Yet the system often fails even children who have been trafficked, she said. "We might identify that [child victim], and then put them into federal detention. We don't necessarily have an easy way for them to get released into a long-term foster care placement and get immigration status."
"Most of the young people we've met, there's a reason they don't want to go home: not just dire poverty, but real danger in their communities," Benson added.
Some youths, like 16-year-old Ousmane Barry, ended up in the U.S. before they were old enough to choose. His parents brought him from Guinea eight years ago. They are both now dead, and he lives with an aunt and uncle in the Bronx.
"Life is good over here. Soccer is good, too," he joked at a recent practice. Barry's coaches say he is unusually talented, and can look forward to a college athletic career, perhaps even a professional one. That would not have been likely, however, before Safe Passage Project lawyers won him legal residency earlier this year.
"It means a lot, because now I can travel outside the country and come back in, and go, like I want to visit my country. I could go there and come back," Barry said.
"There's an irony in my work," Benson said. "I don't want the government to put children into removal proceedings, but because they are being pushed into deportation, we're able to help find them pro bono counsel, and the promise of these protections is made real. If they weren't being put into removal, they'd live undocumented, and they would grow up with nothing."
Yet Safe Passage and similar projects lack the resources to help more than a few children facing deportation, and the numbers are surging. In New York alone, more than 5,000 current immigration cases involve juveniles. And the U.S. Customs and Border Protection Service predicts that more than 60,000 minors will be apprehended at the Mexican border in 2014.

You May Like

Guatemala Mudslide Death Toll Rises to 86

Death toll is expected to continue to rise as emergency crews dig through tons of earth for an estimated 350 people still missing More

Debris Found in Search for Missing Ship

Objects located Sunday have not yet been confirmed to be from the 240 meter container ship, El Faro, which disappeared in the eye of Hurricane Joaquin, according to US Coast Guard More

Survivor: Gunman Spared 'Lucky One' to Give Police Message

Law enforcement official says a manifesto of several pages was recovered; contents not revealed More

Featured Videos

Your JavaScript is turned off or you have an old version of Adobe's Flash Player. Get the latest Flash player.
Russia’s Syria Involvement Raising Concerns in Europei
Luis Ramirez
October 02, 2015 4:45 PM
European nations are joining the United States in demanding that Russia stop targeting opposition groups other than the Islamic State militants as Russian warplanes continue to conduct raids in Syria. The demand came in a statement from Britain, France, Germany, Qatar, Saudi Arabia, Turkey and the United States Friday. VOA Europe correspondent Luis Ramirez reports.

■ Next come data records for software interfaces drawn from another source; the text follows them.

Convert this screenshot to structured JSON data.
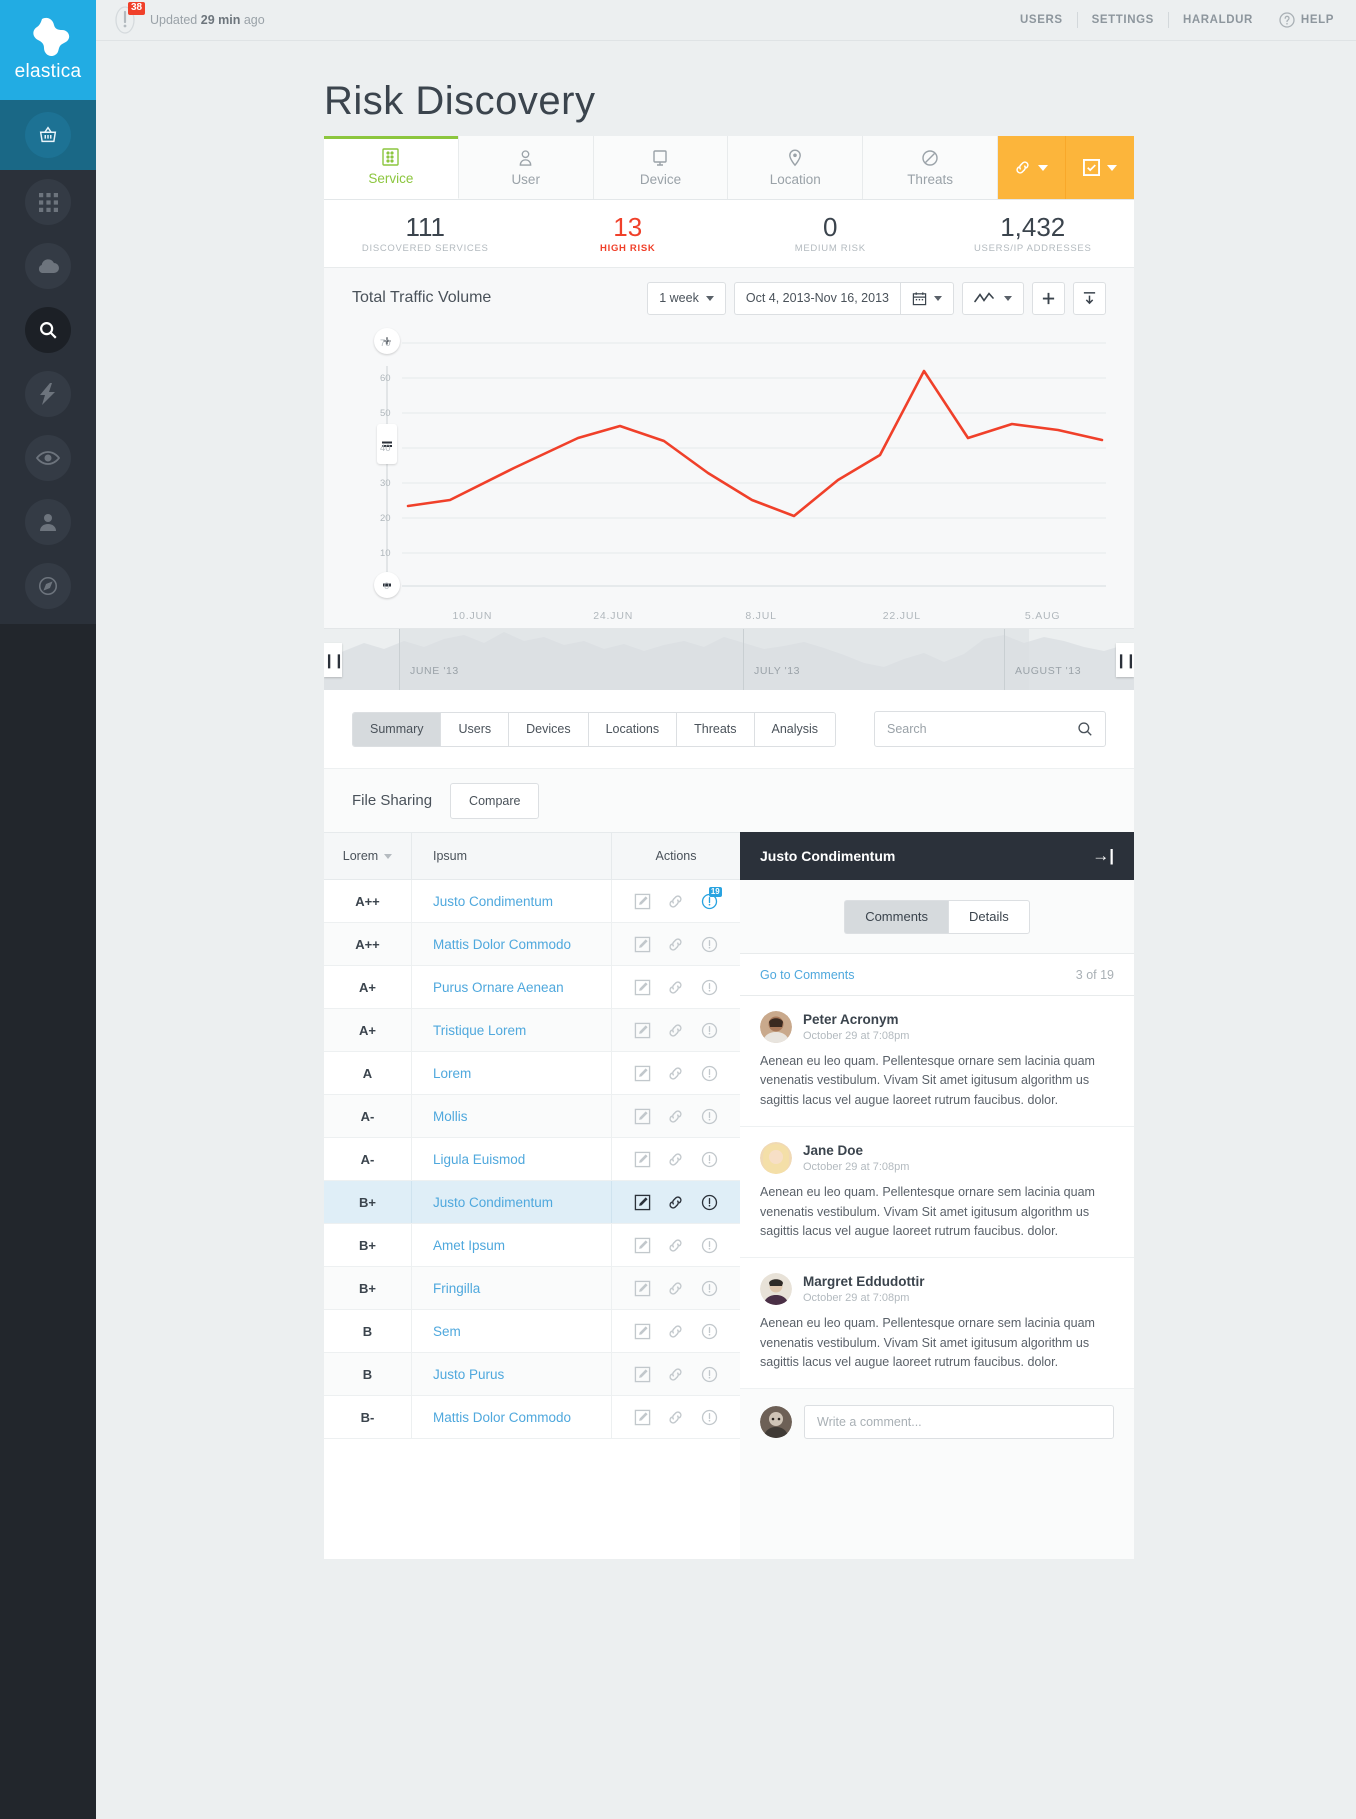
{
  "brand": {
    "name": "elastica",
    "logo_icon": "elastica-logo"
  },
  "sidebar": {
    "items": [
      {
        "icon": "basket-icon",
        "name": "sidebar-item-basket"
      },
      {
        "icon": "grid-icon",
        "name": "sidebar-item-apps"
      },
      {
        "icon": "cloud-icon",
        "name": "sidebar-item-cloud"
      },
      {
        "icon": "search-icon",
        "name": "sidebar-item-search"
      },
      {
        "icon": "bolt-icon",
        "name": "sidebar-item-activity"
      },
      {
        "icon": "eye-icon",
        "name": "sidebar-item-monitor"
      },
      {
        "icon": "user-icon",
        "name": "sidebar-item-user"
      },
      {
        "icon": "compass-icon",
        "name": "sidebar-item-explore"
      }
    ]
  },
  "topbar": {
    "alert_count": "38",
    "updated_prefix": "Updated",
    "updated_value": "29 min",
    "updated_suffix": "ago",
    "nav": [
      {
        "label": "USERS"
      },
      {
        "label": "SETTINGS"
      },
      {
        "label": "HARALDUR"
      }
    ],
    "help_label": "HELP",
    "help_icon": "question-circle-icon"
  },
  "page": {
    "title": "Risk Discovery"
  },
  "tabs": [
    {
      "label": "Service",
      "icon": "server-icon",
      "active": true
    },
    {
      "label": "User",
      "icon": "person-icon",
      "active": false
    },
    {
      "label": "Device",
      "icon": "monitor-icon",
      "active": false
    },
    {
      "label": "Location",
      "icon": "pin-icon",
      "active": false
    },
    {
      "label": "Threats",
      "icon": "ban-icon",
      "active": false
    }
  ],
  "tab_buttons": [
    {
      "icon": "link-icon",
      "name": "link-action-button"
    },
    {
      "icon": "checkbox-icon",
      "name": "check-action-button"
    }
  ],
  "stats": [
    {
      "value": "111",
      "label": "DISCOVERED SERVICES",
      "risk": false
    },
    {
      "value": "13",
      "label": "HIGH RISK",
      "risk": true
    },
    {
      "value": "0",
      "label": "MEDIUM RISK",
      "risk": false
    },
    {
      "value": "1,432",
      "label": "USERS/IP ADDRESSES",
      "risk": false
    }
  ],
  "chart_panel": {
    "title": "Total Traffic Volume",
    "range_select": "1 week",
    "date_range": "Oct 4, 2013-Nov 16, 2013",
    "calendar_icon": "calendar-icon",
    "chart_type_icon": "line-chart-icon",
    "add_icon": "plus-icon",
    "export_icon": "download-icon"
  },
  "zoom_control": {
    "plus": "+",
    "minus": "–",
    "handle": "="
  },
  "chart_data": {
    "type": "line",
    "title": "Total Traffic Volume",
    "xlabel": "",
    "ylabel": "",
    "grid": true,
    "legend": "none",
    "series_color": "#f0402a",
    "ylim": [
      0,
      75
    ],
    "yticks": [
      0,
      10,
      20,
      30,
      40,
      50,
      60,
      70
    ],
    "xticks": [
      "10.JUN",
      "24.JUN",
      "8.JUL",
      "22.JUL",
      "5.AUG"
    ],
    "x": [
      0,
      1,
      2,
      3,
      4,
      5,
      6,
      7,
      8,
      9,
      10,
      11,
      12,
      13,
      14
    ],
    "values": [
      23,
      24,
      32,
      41,
      45,
      41,
      33,
      26,
      20,
      30,
      38,
      59,
      41,
      46,
      44,
      40
    ]
  },
  "brush": {
    "months": [
      "JUNE '13",
      "JULY '13",
      "AUGUST '13"
    ],
    "handle_glyph": "❙❙"
  },
  "subtabs": [
    {
      "label": "Summary",
      "active": true
    },
    {
      "label": "Users",
      "active": false
    },
    {
      "label": "Devices",
      "active": false
    },
    {
      "label": "Locations",
      "active": false
    },
    {
      "label": "Threats",
      "active": false
    },
    {
      "label": "Analysis",
      "active": false
    }
  ],
  "search": {
    "placeholder": "Search",
    "value": "",
    "icon": "search-icon"
  },
  "section": {
    "title": "File Sharing",
    "compare_label": "Compare"
  },
  "table": {
    "columns": [
      "Lorem",
      "Ipsum",
      "Actions"
    ],
    "rows": [
      {
        "grade": "A++",
        "name": "Justo Condimentum",
        "selected": false,
        "badge": "19"
      },
      {
        "grade": "A++",
        "name": "Mattis Dolor Commodo",
        "selected": false,
        "badge": ""
      },
      {
        "grade": "A+",
        "name": "Purus Ornare Aenean",
        "selected": false,
        "badge": ""
      },
      {
        "grade": "A+",
        "name": "Tristique Lorem",
        "selected": false,
        "badge": ""
      },
      {
        "grade": "A",
        "name": "Lorem",
        "selected": false,
        "badge": ""
      },
      {
        "grade": "A-",
        "name": "Mollis",
        "selected": false,
        "badge": ""
      },
      {
        "grade": "A-",
        "name": "Ligula Euismod",
        "selected": false,
        "badge": ""
      },
      {
        "grade": "B+",
        "name": "Justo Condimentum",
        "selected": true,
        "badge": ""
      },
      {
        "grade": "B+",
        "name": "Amet Ipsum",
        "selected": false,
        "badge": ""
      },
      {
        "grade": "B+",
        "name": "Fringilla",
        "selected": false,
        "badge": ""
      },
      {
        "grade": "B",
        "name": "Sem",
        "selected": false,
        "badge": ""
      },
      {
        "grade": "B",
        "name": "Justo Purus",
        "selected": false,
        "badge": ""
      },
      {
        "grade": "B-",
        "name": "Mattis Dolor Commodo",
        "selected": false,
        "badge": ""
      }
    ],
    "row_icons": [
      "edit-icon",
      "link-icon",
      "info-icon"
    ]
  },
  "details_panel": {
    "title": "Justo Condimentum",
    "collapse_icon": "collapse-right-icon",
    "tabs": [
      {
        "label": "Comments",
        "active": true
      },
      {
        "label": "Details",
        "active": false
      }
    ],
    "go_to_comments": "Go to Comments",
    "count": "3 of 19",
    "comments": [
      {
        "author": "Peter Acronym",
        "time": "October 29 at 7:08pm",
        "text": "Aenean eu leo quam. Pellentesque ornare sem lacinia quam venenatis vestibulum. Vivam Sit amet igitusum algorithm us sagittis lacus vel augue laoreet rutrum faucibus. dolor.",
        "avatar": "avatar-peter"
      },
      {
        "author": "Jane Doe",
        "time": "October 29 at 7:08pm",
        "text": "Aenean eu leo quam. Pellentesque ornare sem lacinia quam venenatis vestibulum. Vivam Sit amet igitusum algorithm us sagittis lacus vel augue laoreet rutrum faucibus. dolor.",
        "avatar": "avatar-jane"
      },
      {
        "author": "Margret Eddudottir",
        "time": "October 29 at 7:08pm",
        "text": "Aenean eu leo quam. Pellentesque ornare sem lacinia quam venenatis vestibulum. Vivam Sit amet igitusum algorithm us sagittis lacus vel augue laoreet rutrum faucibus. dolor.",
        "avatar": "avatar-margret"
      }
    ],
    "composer": {
      "placeholder": "Write a comment...",
      "value": "",
      "avatar": "avatar-current-user"
    }
  },
  "colors": {
    "brand_blue": "#22ace3",
    "accent_green": "#8cc63e",
    "risk_red": "#f0402a",
    "orange": "#fcb53b",
    "link_blue": "#4fa8dd",
    "dark": "#2b313a"
  }
}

Video Russia’s Syria Involvement Raising Concerns in Europe

European nations are joining the United States in demanding that Russia stop targeting opposition groups other than the Islamic State militants as Russian warplanes continue to conduct raids in Syria. The demand came in a statement from Britain, France, Germany, Qatar, Saudi Arabia, Turkey and the United States Friday. VOA Europe correspondent Luis Ramirez reports.

Video First Self-Driving Truck Debuts on European Highways

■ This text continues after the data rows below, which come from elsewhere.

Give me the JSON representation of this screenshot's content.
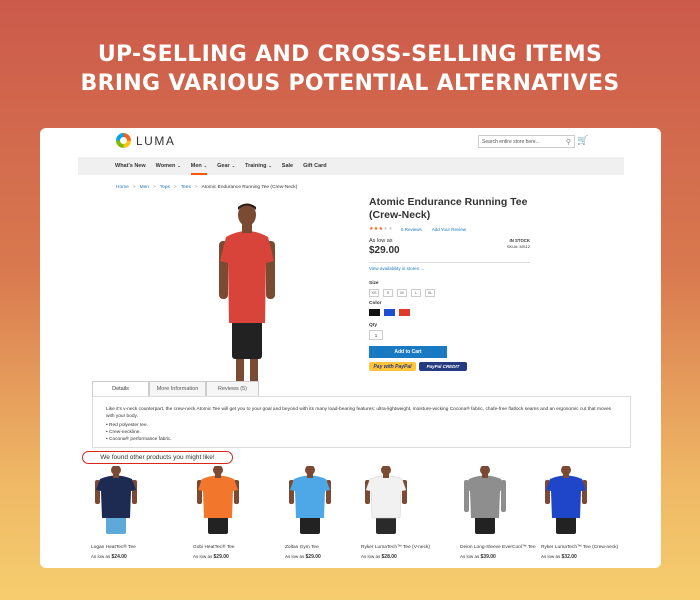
{
  "headline": {
    "line1": "UP-SELLING AND CROSS-SELLING ITEMS",
    "line2": "BRING VARIOUS POTENTIAL ALTERNATIVES"
  },
  "store": {
    "logo_text": "LUMA",
    "search_placeholder": "Search entire store here...",
    "nav": [
      {
        "label": "What's New",
        "chevron": false
      },
      {
        "label": "Women",
        "chevron": true
      },
      {
        "label": "Men",
        "chevron": true,
        "active": true
      },
      {
        "label": "Gear",
        "chevron": true
      },
      {
        "label": "Training",
        "chevron": true
      },
      {
        "label": "Sale",
        "chevron": false
      },
      {
        "label": "Gift Card",
        "chevron": false
      }
    ],
    "breadcrumb": [
      "Home",
      "Men",
      "Tops",
      "Tees",
      "Atomic Endurance Running Tee (Crew-Neck)"
    ],
    "chevron_glyph": "⌄"
  },
  "product": {
    "title": "Atomic Endurance Running Tee (Crew-Neck)",
    "rating_percent": 60,
    "reviews_link": "5 Reviews",
    "add_review": "Add Your Review",
    "as_low_as": "As low as",
    "price": "$29.00",
    "stock": "IN STOCK",
    "sku": "SKU#: MS12",
    "availability_link": "View availability in stores ...",
    "size_label": "Size",
    "sizes": [
      "XS",
      "S",
      "M",
      "L",
      "XL"
    ],
    "color_label": "Color",
    "colors": [
      "#111111",
      "#1e4fd1",
      "#e03a2a"
    ],
    "qty_label": "Qty",
    "qty_value": "1",
    "add_to_cart": "Add to Cart",
    "paypal_checkout": "Pay with PayPal",
    "paypal_credit": "PayPal CREDIT",
    "shirt_color": "#d9443a"
  },
  "tabs": [
    {
      "label": "Details",
      "active": true
    },
    {
      "label": "More Information",
      "active": false
    },
    {
      "label": "Reviews (5)",
      "active": false
    }
  ],
  "details": {
    "description": "Like it's v-neck counterpart, the crew-neck Atomic Tee will get you to your goal and beyond with its many load-bearing features: ultra-lightweight, moisture-wicking Cocona® fabric, chafe-free flatlock seams and an ergonomic cut that moves with your body.",
    "bullets": [
      "Red polyester tee.",
      "Crew-neckline.",
      "Cocona® performance fabric."
    ]
  },
  "callout": "We found other products you might like!",
  "related": [
    {
      "name": "Logan HeatTec® Tee",
      "as_low": "As low as",
      "price": "$24.00",
      "shirt": "#1d2a52",
      "shorts": "#5ea9d8"
    },
    {
      "name": "Gobi HeatTec® Tee",
      "as_low": "As low as",
      "price": "$29.00",
      "shirt": "#f2762c",
      "shorts": "#222222"
    },
    {
      "name": "Zoltan Gym Tee",
      "as_low": "As low as",
      "price": "$29.00",
      "shirt": "#4ea7e6",
      "shorts": "#222222"
    },
    {
      "name": "Ryker LumaTech™ Tee (V-neck)",
      "as_low": "As low as",
      "price": "$28.00",
      "shirt": "#f1f1f1",
      "shorts": "#2a2a2a"
    },
    {
      "name": "Deion Long-Sleeve EverCool™ Tee",
      "as_low": "As low as",
      "price": "$39.00",
      "shirt": "#8e8e8e",
      "shorts": "#222222"
    },
    {
      "name": "Ryker LumaTech™ Tee (Crew-neck)",
      "as_low": "As low as",
      "price": "$32.00",
      "shirt": "#1f45c9",
      "shorts": "#222222"
    }
  ]
}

The first automated semi-trailer truck started its maiden voyage Friday, Oct. 2, on a European highway. The Daimler truck called 'Actros' is the first potentially mass-produced truck whose driver will be required only to monitor the situation, similar to the role of an airline captain while the plane is in autopilot mode. VOA’s George Putic reports.

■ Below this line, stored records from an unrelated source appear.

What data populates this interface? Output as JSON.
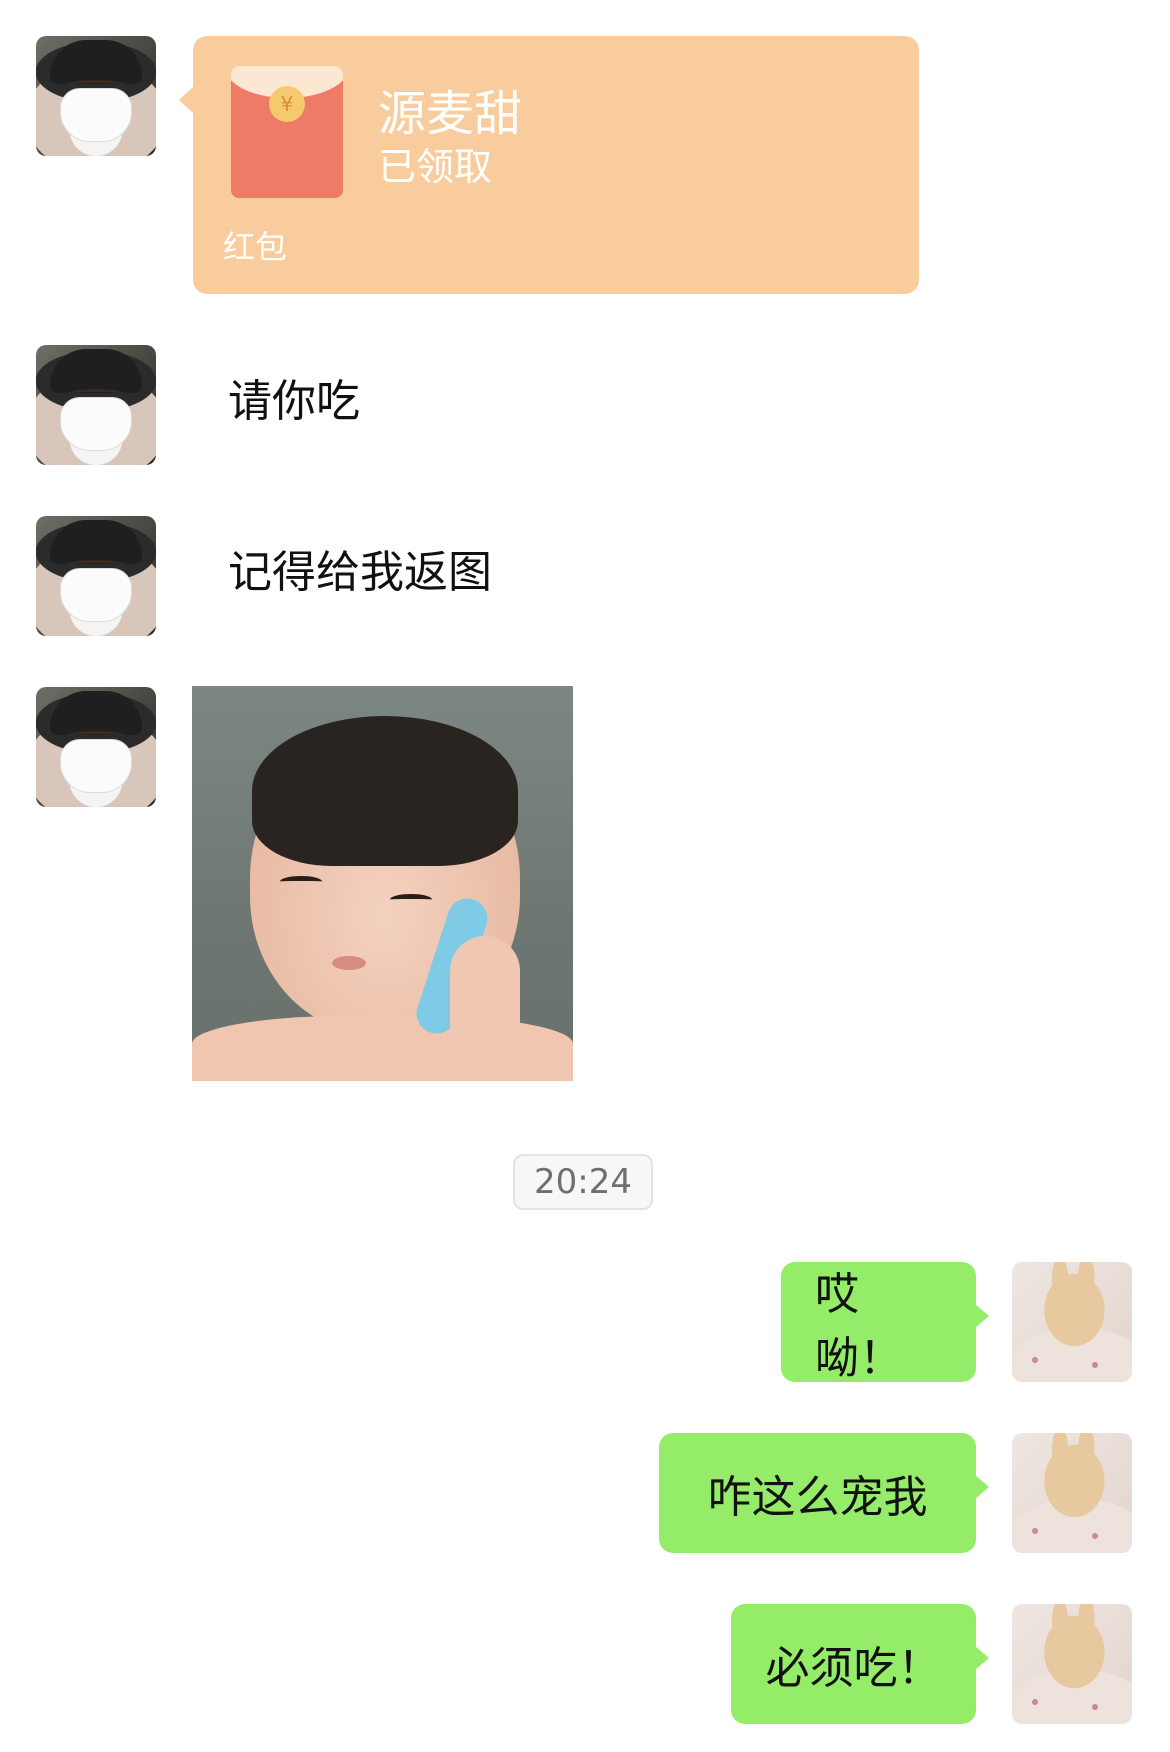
{
  "red_packet": {
    "sender_name": "源麦甜",
    "status": "已领取",
    "label": "红包",
    "coin_symbol": "¥"
  },
  "messages_left": [
    {
      "text": "请你吃"
    },
    {
      "text": "记得给我返图"
    }
  ],
  "timestamp": "20:24",
  "messages_right": [
    {
      "text": "哎呦！"
    },
    {
      "text": "咋这么宠我"
    },
    {
      "text": "必须吃！"
    }
  ],
  "colors": {
    "self_bubble": "#95ec69",
    "red_packet_bg": "#f9cc9d",
    "envelope": "#ed7b65"
  },
  "icons": {
    "left_avatar": "masked-person-avatar",
    "right_avatar": "plush-bunny-avatar",
    "sticker": "baby-on-phone-sticker"
  }
}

Video Nano-tech Filter Cleans Dirty Water

Access to clean water is a problem for hundreds of millions of people around the world. Now, a scientist and chemical engineer in Tanzania (in East Africa) is working to change that by creating an innovative water filter that makes dirty water safe. VOA’s Deborah Block has the story.

Video Demand Rising for Organic Produce in Cambodia

In Cambodia, where rice has long been the main cash crop, farmers are being encouraged to turn to vegetables to satisfy the growing demand for locally produced organic farm products. Daniel de Carteret has more from Phnom Penh.

Video Migrant Influx Costs Europe, But Economy Could Benefit

The influx of hundreds of thousands of refugees and migrants is testing Europe’s ability to respond – especially in the poorer Balkan states. But some analysts argue that Europe will benefit by welcoming the huge numbers of young people – many of them well educated and willing to work. Henry Ridgwell reports from London.

Video Botanists Grow Furniture, with Pruning Shears

For something a bit out of the ordinary to furnish your home, why not consider wooden chairs, crafted by nature, with a little help from some British botanists with an eye for design. VOA’s Jessica Berman reports.

Video New Fabric Helps Fight Dust-Related Allergies

Many people around the world suffer from dust-related allergies, caused mainly by tiny mites that live in bed linen. Polish scientists report they have successfully tested a fabric that is impenetrable to the microscopic creatures. VOA’s George Putic has more.

Video Burkina Faso's Economy Deeply Affected by Political Turmoil

Political turmoil in Burkina Faso over the past year has taken a toll on the economy. The transitional government is reporting nearly $70 million in losses in the ten days that followed a short-lived coup by members of the presidential guard earlier this month. The crisis shut businesses and workers went on strike. With elections on the horizon, Emilie Iob reports on what a return to political stability can do for the country's economic recovery.

Video Fleeing Violence, Some Syrians Find Refuge in Irbil

As Syrians continue to flee their country’s unrest to seek new lives in safer places, VOA Persian Service reporter Shepol Abbassi visited Irbil, where a number Syrians have taken refuge. During the religious holidy of Eid al-Adha, the city largely shut down, as temperatures soared. Amy Katz narrates his report.

Video Nigeria’s Wecyclers Work for Reusable Future in Lagos

The streets and lagoons of Africa's largest city - Lagos, Nigeria - are often clogged with trash, almost none of which gets recycled. One company is trying to change that. Chris Stein reports for VOA from Lagos.

Video Sketch Artist Helps Catch Criminals, Gives a Face to Deceased

Police often face the problem of trying to find a crime suspect based on general descriptions that could fit hundreds of people in the vicinity of the crime. In these cases, an artist can use information from witnesses to sketch a likeness that police can show the public via newspapers and television. But, as VOA’s Greg Flakus reports from Houston, such sketches can also help bring back faces of the dead.

Video Thailand Set to Build China-like Internet Firewall

Thai authorities are planning to tighten control over the Internet, creating a single international access point so they can better monitor content. VOA Correspondent Steve Herman reports from Bangkok on what is being called Thailand’s own "Great Firewall."

Video Croatian Town’s War History Evokes Empathy for Migrants

As thousands of Afghanistan, Iraqi and Syrian migrants pass through Croatia, locals are reminded of their own experiences with war and refugees in the 1990s. VOA's Daniel Schearf reports from the town of Vukovar, where wartime scars still are visible today.

Video Long Drought Affecting California’s Sequoias

California is suffering under a historic four-year drought and scientists say even the state's famed sequoia trees are feeling the pain. The National Park Service has started detailed research to see how it can help the oldest living things on earth survive. VOA’s George Putic reports.

VOA Blogs